Then we have to wonder: do we really have free will? Or, as some people think, are we really just puppets controlled by God? People who just think we’re making our own choices?
Theologian J. Gresham Machen answers these questions this way:
“What we learn here is that God somehow brings about the actions of people in a way that at the same time fully preserves their freedom and responsibility. If you struggle to understand that, consider this: all of us have at times tried to persuade someone to do something that we want them to do. When they choose to do what we ask them to do, they’re doing it of their own free will. Is it so hard to believe then that God is able to do with certainty what we with our little power do with uncertainty? Does God who made the soul know how to move it in accordance with its own nature so that its freedom shall not be destroyed?”

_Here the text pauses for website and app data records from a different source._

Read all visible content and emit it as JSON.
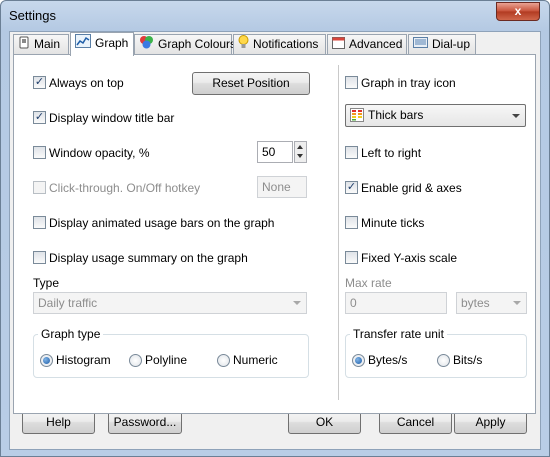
{
  "window": {
    "title": "Settings",
    "close_glyph": "x"
  },
  "tabs": [
    {
      "label": "Main",
      "icon": "phone-icon"
    },
    {
      "label": "Graph",
      "icon": "graph-icon",
      "active": true
    },
    {
      "label": "Graph Colours",
      "icon": "palette-icon"
    },
    {
      "label": "Notifications",
      "icon": "lightbulb-icon"
    },
    {
      "label": "Advanced",
      "icon": "calendar-icon"
    },
    {
      "label": "Dial-up",
      "icon": "modem-icon"
    }
  ],
  "left": {
    "always_on_top": {
      "label": "Always on top",
      "checked": true
    },
    "reset_position": "Reset Position",
    "display_title_bar": {
      "label": "Display window title bar",
      "checked": true
    },
    "window_opacity": {
      "label": "Window opacity, %",
      "checked": false,
      "value": "50"
    },
    "click_through": {
      "label": "Click-through. On/Off hotkey",
      "checked": false,
      "disabled": true,
      "hotkey": "None"
    },
    "animated_bars": {
      "label": "Display animated usage bars on the graph",
      "checked": false
    },
    "usage_summary": {
      "label": "Display usage summary on the graph",
      "checked": false
    },
    "type_label": "Type",
    "type_value": "Daily traffic",
    "graph_type": {
      "legend": "Graph type",
      "options": [
        "Histogram",
        "Polyline",
        "Numeric"
      ],
      "selected": "Histogram"
    }
  },
  "right": {
    "tray_icon": {
      "label": "Graph in tray icon",
      "checked": false
    },
    "style_select": "Thick bars",
    "left_to_right": {
      "label": "Left to right",
      "checked": false
    },
    "grid_axes": {
      "label": "Enable grid & axes",
      "checked": true
    },
    "minute_ticks": {
      "label": "Minute ticks",
      "checked": false
    },
    "fixed_y": {
      "label": "Fixed Y-axis scale",
      "checked": false
    },
    "max_rate_label": "Max rate",
    "max_rate_value": "0",
    "max_rate_unit": "bytes",
    "transfer_unit": {
      "legend": "Transfer rate unit",
      "options": [
        "Bytes/s",
        "Bits/s"
      ],
      "selected": "Bytes/s"
    }
  },
  "footer": {
    "help": "Help",
    "password": "Password...",
    "ok": "OK",
    "cancel": "Cancel",
    "apply": "Apply"
  },
  "colors": {
    "accent": "#1f5ea8",
    "titlebar": "#b9cde6",
    "close": "#c75037"
  }
}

So … what about the really important question: our salvation? Does this doctrine of election say that God has determined in advance who will be saved and who will not? Absolutely not. People who choose God do so only because God has opened their hearts. People who fail to choose God do so only because they have closed their hearts to Him.
Romans 3:11 says “None is righteous, no, not one; no one understands; no one seeks for God.”
All of us have free will. Yet none of us will ever seek God on our own. Because of sin, all of us have lost the ability to see truth and the desire to serve God. We are completely incapable of choosing God unless He breaks in—and that’s what He does. We don’t initiate our salvation—we don’t even want it. God wakes us up, He unlocks us from a helpless state.
If any of us are saved, it is entirely because of the mercy and choice of God. At the same time, if any of us is lost, it is entirely our responsibility.
Jesus says, in Luke 7:30, “the Pharisees and lawyers rejected the purpose of God for themselves.” In John 8:37, Jesus tells the Jews, “You seek to kill me because my word finds no place in you.” And in John 8:43, He says, “Why do you not understand what I say? It is because you cannot bear to hear my word.”
God is good—all the time. The Bible tells us that He desires that all people be saved. But some people refuse to come to Him. Some people choose to reject Him.
When we understand this doctrine of election we can know that salvation truly is by grace alone and God alone—not on the basis of anything in us. The real question isn’t why God doesn’t take all of us, but rather why He takes any.
Imagine that five of your friends make a plan to rob a bank. You find out about it and you try to stop them. You beg them not to do it, but they refuse to listen. They push you out of the way and head off. You, however, tackle one of them and wrestle him to the ground. The other four rob the bank, killing a guard in the process. They’re caught and arrested, convicted and sentenced. The man you held down goes free. So whose fault is it that the four men died? And can the fifth man claim that he’s free because he made a good decision? The only reason he’s free is because you restrained him.
So those who go to hell have no one to blame but themselves. God didn’t choose for them to go. And those who go to heaven have no one to praise but Christ Jesus. So salvation is, from beginning to end, totally about the grace of God.
And, brothers and sisters in Christ, this is good news. Because electing love is ultimate love. If God loved us because He found something good in us, we’d always have to be afraid of losing His love. And we’d never find His love a total miracle. The good news is that God doesn’t say “I love you because you are useful to me” or “I love you because you are more humble than others.” He says, “I love you simply because I love you—love you with an everlasting love.”
This is perfect love. From our great God—who is good. All the time.
Let us pray.